Crude Oil and Dispersant Cause Acute Clinicopathological Abnormalities in Hatchling Loggerhead Sea Turtles (Caretta caretta).Front Vet Sci. 2019; 6:344.FV

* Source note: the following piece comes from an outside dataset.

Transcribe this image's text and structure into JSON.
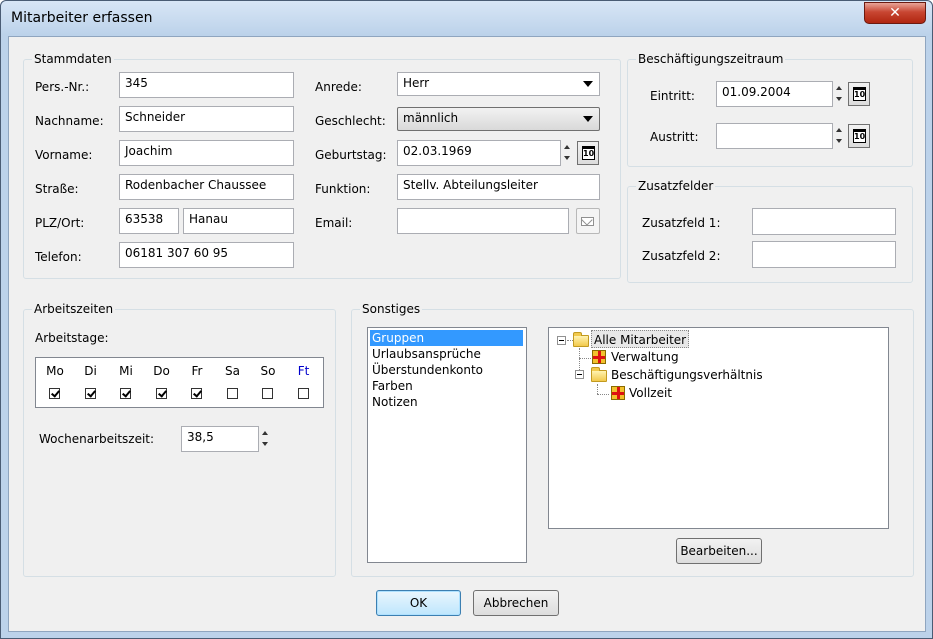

Following the explosion of the Deepwater Horizon MC252 oil rig in 2010, 319 live sea turtles exposed to crude oil and oil-dispersant (Corexit) combinations were admitted to rehabilitation centers for decontamination and treatment. Treatment of oiled sea turtles was guided by expected physiological and pathological effects of crude oil exposure extrapolated from studies in other species and from a single loggerhead sea turtle (Caretta caretta) study. While invaluable starting points, inherent limitations to extrapolation, and small sample size of the experimental exposure study, reduce their utility for clinical guidance and for assessing oil spill impacts. Effects of dispersants were not included in the previous experimental exposure study, and cannot be effectively isolated in the analysis of field data from actual spills. A terminal study of pivotal temperature of sex determination using eggs salvaged from doomed loggerhead nests provided an opportunity for an ancillary exposure study to investigate the acute effects of crude oil, dispersant, and a crude oil/dispersant combination in sea turtle hatchlings. Eggs were incubated at 27.2-30.8°C, and hatchlings were randomly assigned to control, oil, dispersant, and combined oil/dispersant exposures for 1 or 4 days. Contaminant exposures were started after a 3 day post-hatching period simulating nest emergence. Turtles were placed in individual glass bowls containing aged seawater and exposed to oil (Gulf Coast-Mixed Crude Oil Sweet, CAS #8002-05-9, 0.833 mL/L) and/or dispersant (Corexit 9500A, 0.083 mL/L), replicating concentrations encountered during oil spills and subsequent response. Statistically significant differences between treatments and non-exposed controls were detected for PCV, AST, uric acid, glucose, calcium, phosphorus, total protein, albumin, globulin, potassium, and sodium. The principal dyscrasias reflected acute osmolar, electrolyte and hydration challenges that were more numerous and greater in combined oil/dispersant exposures at 4 days. Clinicopathological findings were supported by a failure to gain weight (associated with normal hatchling hydration in seawater) in dispersant and combination exposed hatchlings. These findings can help guide clinical response for sea turtles exposed to crude oil and crude oil/dispersant combinations, and indicate potential impacts on wildlife to consider when deploying dispersants in an oil spill response.